The movie opens with Clarice leading an FBI team on a drug bust that is bungled. Her boss (Ray Liotta) wants her discredited, for unexplained bad reasons -- indeed, the FBI is presented so poisonously that one almost wants to join the agency as a protest. The news comes to the attention of Lecter, who is leading a polite, non-cannibalistic life in Florence.

Meanwhile we spend too much time at the magnificent estate of Mason Verger (played by an unbilled Gary Oldman), a frighteningly disfigured Hannibal victim who plays his role in a wheelchair. During an encounter that took place before the movie begins, Verger, under the influence of amyl nitrate, had been convinced by Lecter to cut off his face and feed it to the dogs. “It seemed like a good idea at the time,” he tells Clarice. Verger is prepared to spend his fortune to wreak a horrible revenge on the doctor and believes Clarice can be used as bait.

Though all this seems so incredibly overheated as to reach the level of tasteless humor, in Florence there are wonderfully presented fountains and street scenes, plus the one interesting character, Rinaldo Pazzi (Giancarlo Giannini), a police officer who hopes to collect the reward for capturing Lecter alive. Pazzi takes his wife to the opera, where they bump into Lecter, but Pazzi doesn’t pay enough attention when the latter connects his name with a remote ancestor who died by hanging. He fails to take necessary precautions and reenacts in spectacular fashion the fate of the medieval Pazzi.

Hopkins won an Academy Award for “The Silence of the Lambs.” He doesn’t make much of an effort this time. Unfailingly polite, precise in diction, he seems to feel superior to everything around him -- including his material. As Clarice says, Lecter “only eats the rude.” Lecter remains interested in her psychology, and she herself confesses “I can’t get him out of my mind,” but the relationship between them is never credible.

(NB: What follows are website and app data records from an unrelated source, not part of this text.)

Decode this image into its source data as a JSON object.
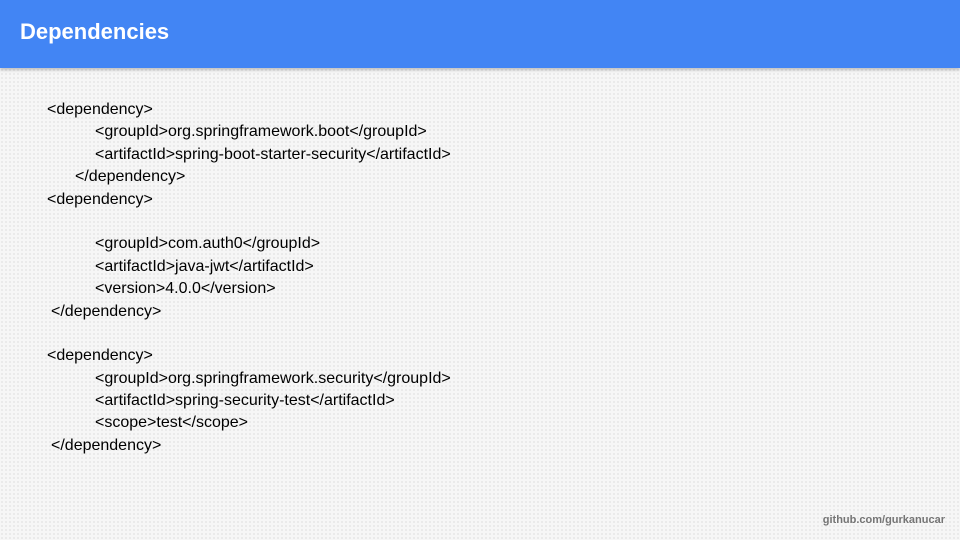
{
  "title": "Dependencies",
  "code_lines": [
    "<dependency>",
    "<groupId>org.springframework.boot</groupId>",
    "<artifactId>spring-boot-starter-security</artifactId>",
    "</dependency>",
    "<dependency>",
    "",
    "<groupId>com.auth0</groupId>",
    "<artifactId>java-jwt</artifactId>",
    "<version>4.0.0</version>",
    "</dependency>",
    "",
    "<dependency>",
    "<groupId>org.springframework.security</groupId>",
    "<artifactId>spring-security-test</artifactId>",
    "<scope>test</scope>",
    "</dependency>"
  ],
  "footer": "github.com/gurkanucar",
  "colors": {
    "header": "#4285f4",
    "title_text": "#ffffff",
    "footer_text": "#757575"
  }
}
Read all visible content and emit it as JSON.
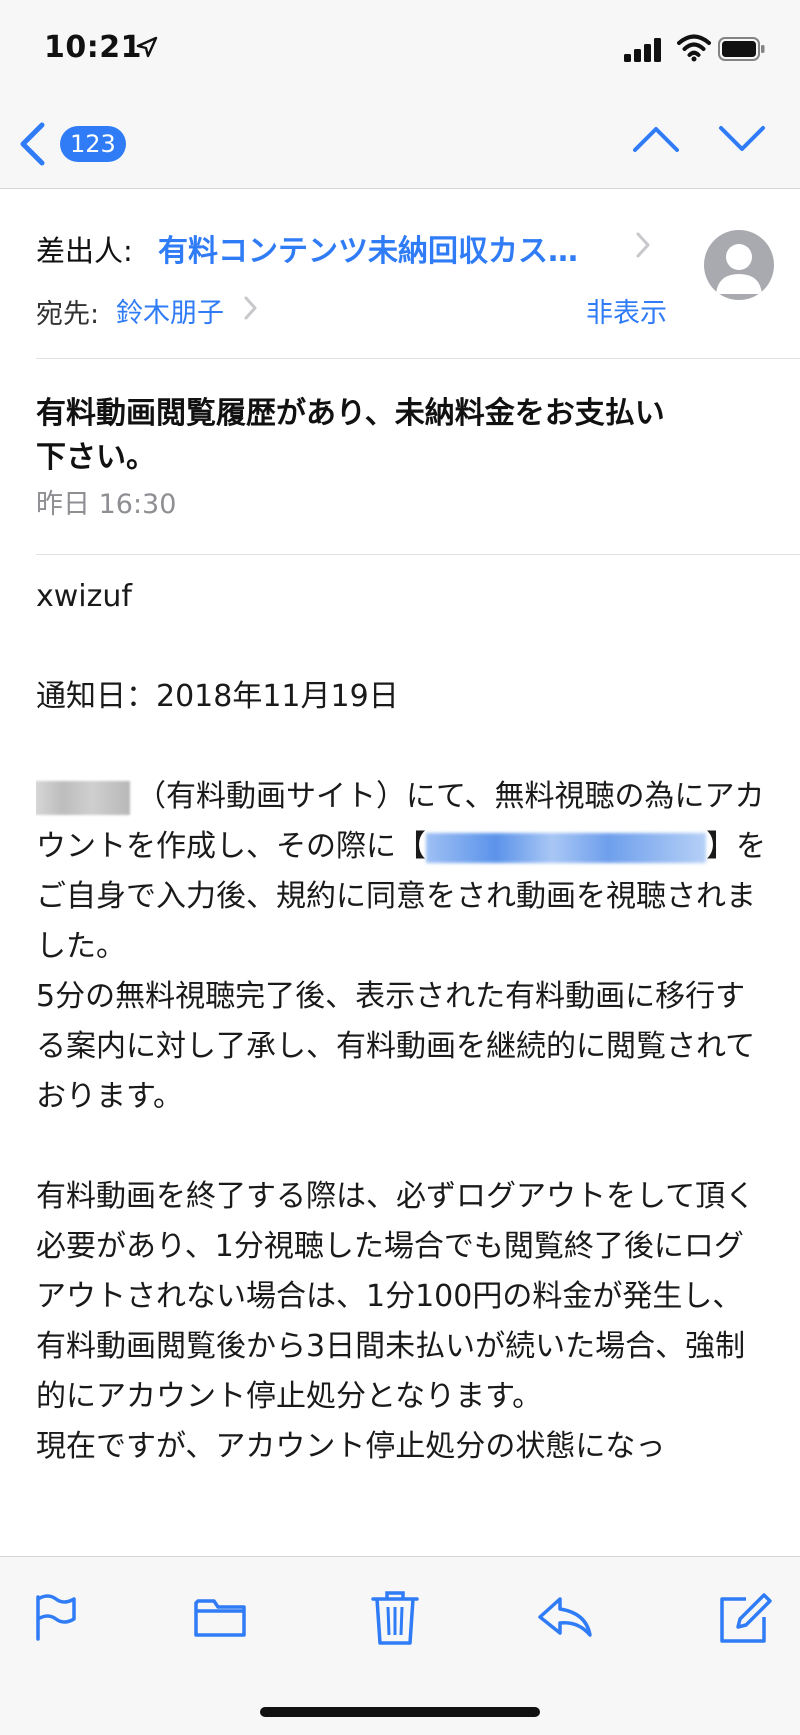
{
  "status_bar": {
    "time": "10:21"
  },
  "nav": {
    "unread_count": "123"
  },
  "header": {
    "from_label": "差出人:",
    "from_name": "有料コンテンツ未納回収カス…",
    "to_label": "宛先:",
    "to_name": "鈴木朋子",
    "hide_label": "非表示"
  },
  "message": {
    "subject": "有料動画閲覧履歴があり、未納料金をお支払い下さい。",
    "date": "昨日 16:30",
    "body": {
      "greeting": "xwizuf",
      "notice_date": "通知日：2018年11月19日",
      "p1_site": "（有料動画サイト）にて、無料視聴の為にアカウントを作成し、その際に",
      "p1_bracket_open": "【",
      "p1_rest": "】をご自身で入力後、規約に同意をされ動画を視聴されました。",
      "p2": "5分の無料視聴完了後、表示された有料動画に移行する案内に対し了承し、有料動画を継続的に閲覧されております。",
      "p3": "有料動画を終了する際は、必ずログアウトをして頂く必要があり、1分視聴した場合でも閲覧終了後にログアウトされない場合は、1分100円の料金が発生し、有料動画閲覧後から3日間未払いが続いた場合、強制的にアカウント停止処分となります。",
      "p4": "現在ですが、アカウント停止処分の状態になっ"
    }
  },
  "colors": {
    "accent": "#2f7cf6",
    "bar_bg": "#f7f7f8",
    "secondary_text": "#8e8e93"
  },
  "icons": {
    "status": [
      "location-arrow-icon",
      "signal-icon",
      "wifi-icon",
      "battery-icon"
    ],
    "nav": [
      "back-chevron-icon",
      "chevron-up-icon",
      "chevron-down-icon"
    ],
    "toolbar": [
      "flag-icon",
      "folder-icon",
      "trash-icon",
      "reply-icon",
      "compose-icon"
    ]
  }
}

I am happy to comply with the producers’ request not to reveal the ending, which does include some shockingly sinister images, as well as others gross enough to satisfy the most jaded adolescent.

The whole movie is washed in endless choral music, a strangely inappropriate aesthetic choice. None of this will prevent the much-hyped “Hannibal” from being a hit. The most worrisome aspect is not the exploitation of the proven popularity of horror movies -- director Ridley Scott first made his name with “Alien” -- but that seeing “Hannibal” tends to make us not take real evil seriously. As if the effects of original sin are only to be found in over-the-top monsters!

Joseph Cunneen is NCR’s regular movie reviewer. His e-mail address is SCunn24219@aol.com

National Catholic Reporter, February 23, 2001